Dutch legend Johann Cruyff was as talkative off the pitch as he was supremely gifted on it, and Diego Maradona was hardly shy on either side of the white line.
Lee is not in the same league as those two world stars, but as one of Korea’s best and most famous players, he makes headlines on and off the field.
He has done both over the past few days.
Last Tuesday evening, he was in action for the national team in London. The opposition was Greece; a physical team with a style of play modeled more on the mighty Ajax than the wily Odysseus. It was Lee, however, who demonstrated that, on the Togel pitch at least, he has as many tricks up his sleeve as the king of ancient Ithaca.
Twelve minutes from time with the score goalless, the 25-year-old curled home a free-kick of rare precision and power.
It proved to be the only goal of the game and was a worthy winner.
The Korean media went wild with delight and Lee, a player who is prone to saying what he feels and thus provoking strong feelings among fans in his homeland, was universally lauded all across the Land of the Morning Calm. It was fitting that just after missing out on a move to England in January that the winger should have excelled in London, in front of a host of scouts and agents.
More than a few of those would have been relieved that Lee’s proposed move to Wigan Athletic of the English Premier League fell through and therein lies the problem.
Lee’s Korean club, Ulsan Hyundai Horang-I, declared that Wigan pulled the plug but the player’s version of events is different as he told the media in no uncertain terms.
Returning to Incheon International Airport, supposedly to join his club in preseason training later this week, he was met by a throng of eager reporters. The scribes wanted a word with the man of the hour and were as surprised as anyone as he dropped a bombshell that may have been best left at customs.

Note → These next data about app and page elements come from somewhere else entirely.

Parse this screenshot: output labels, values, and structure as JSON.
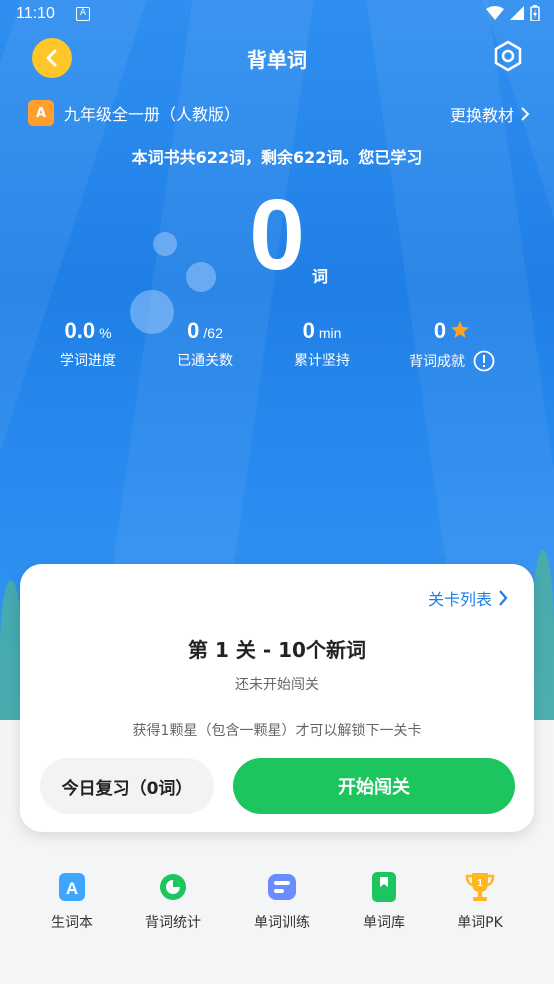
{
  "status_bar": {
    "time": "11:10"
  },
  "header": {
    "title": "背单词"
  },
  "book": {
    "icon_letter": "A",
    "name": "九年级全一册（人教版）",
    "change_label": "更换教材"
  },
  "summary": {
    "text": "本词书共622词，剩余622词。您已学习",
    "learned_count": "0",
    "unit": "词"
  },
  "stats": [
    {
      "value": "0.0",
      "unit": "%",
      "label": "学词进度"
    },
    {
      "value": "0",
      "unit": "/62",
      "label": "已通关数"
    },
    {
      "value": "0",
      "unit": "min",
      "label": "累计坚持"
    },
    {
      "value": "0",
      "unit": "",
      "label": "背词成就"
    }
  ],
  "level_card": {
    "list_label": "关卡列表",
    "title": "第 1 关 - 10个新词",
    "status": "还未开始闯关",
    "hint": "获得1颗星（包含一颗星）才可以解锁下一关卡",
    "review_label": "今日复习（0词）",
    "start_label": "开始闯关"
  },
  "bottom_nav": [
    {
      "label": "生词本",
      "icon": "vocab-book-icon",
      "color": "#3ea6ff"
    },
    {
      "label": "背词统计",
      "icon": "stats-chart-icon",
      "color": "#1dc55f"
    },
    {
      "label": "单词训练",
      "icon": "training-icon",
      "color": "#6b8cff"
    },
    {
      "label": "单词库",
      "icon": "word-library-icon",
      "color": "#1dc55f"
    },
    {
      "label": "单词PK",
      "icon": "trophy-icon",
      "color": "#ffb620"
    }
  ],
  "colors": {
    "primary_blue": "#1f7fe6",
    "accent_green": "#1dc55f",
    "back_yellow": "#ffc629",
    "star_orange": "#ffa21f"
  }
}
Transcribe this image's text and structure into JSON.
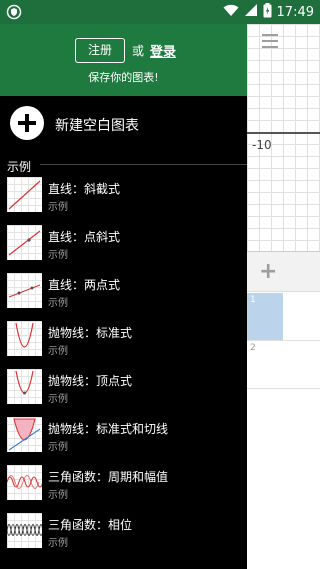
{
  "status_bar": {
    "time": "17:49"
  },
  "graph": {
    "tick_label": "-10",
    "expression_rows": [
      "1",
      "2"
    ]
  },
  "drawer": {
    "signup_label": "注册",
    "or_text": "或",
    "login_label": "登录",
    "save_text": "保存你的图表!",
    "new_graph_label": "新建空白图表",
    "examples_header": "示例",
    "examples": [
      {
        "title": "直线：斜截式",
        "subtitle": "示例"
      },
      {
        "title": "直线：点斜式",
        "subtitle": "示例"
      },
      {
        "title": "直线：两点式",
        "subtitle": "示例"
      },
      {
        "title": "抛物线：标准式",
        "subtitle": "示例"
      },
      {
        "title": "抛物线：顶点式",
        "subtitle": "示例"
      },
      {
        "title": "抛物线：标准式和切线",
        "subtitle": "示例"
      },
      {
        "title": "三角函数：周期和幅值",
        "subtitle": "示例"
      },
      {
        "title": "三角函数：相位",
        "subtitle": "示例"
      }
    ]
  },
  "colors": {
    "header_green": "#1e7a3f",
    "status_green": "#1e6f3b",
    "drawer_bg": "#000000",
    "selected_blue": "#bcd3ec"
  },
  "icons": [
    "shield-icon",
    "wifi-icon",
    "signal-icon",
    "battery-icon",
    "menu-icon",
    "add-icon",
    "plus-circle-icon"
  ]
}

“Ulsan has to promise to help me get a transfer to Europe in July,” the baseball cap-wearing star announced.
“If they don’t, I may just rest for the next six months.”
Amid the squeaking wheels of the trolleys, the instant evaporation of the goodwill that was felt toward Lee could be heard.
The reaction to his threat was almost universally negative. Certainly his club was none too pleased.
More so, as the star also demanded that Ulsan sell him cheaply or follow the example set by of neighbors Pohang Steelers who let Lee Dong-gook join Middlesbrough for free in January.
After paying almost $3 million to buy him back from Real Sociedad in 2005, Ulsan are unlikely to do so especially as the younger Lee has more than12 months left on his contract, while the older one had less than two.
“The club is not a charity,” sniffed Ulsan president Kim Hyong-ryeong.
Lee’s remarks were more along the lines of giving vent to his understandable frustrations at not playing in one of the world’s best leagues than any arrogance – but he needs to be careful.
A self-imposed exile however would not only see the player lose his place on the national team, as Ahn Jung-hwan knows only too well, it would also cost him his chance to strut his stuff at July’s Asian Cup – a continental competition and global magnet for scouts and coaches.
With the Lee Chun-soo stock rising abroad, it would be foolish to give the impression that he is a troublemaker.
Any coach will admit that a new signing is a gamble; one from overseas more so and interested parties could be forgiven for thinking twice about importing a player who may refuse to play if he doesn’t get his way.
After he was banned for six games for swearing at a referee only three months ago, Lee promised to become more mature.
As a player, he is doing nicely, but as a person, there is still some way to go.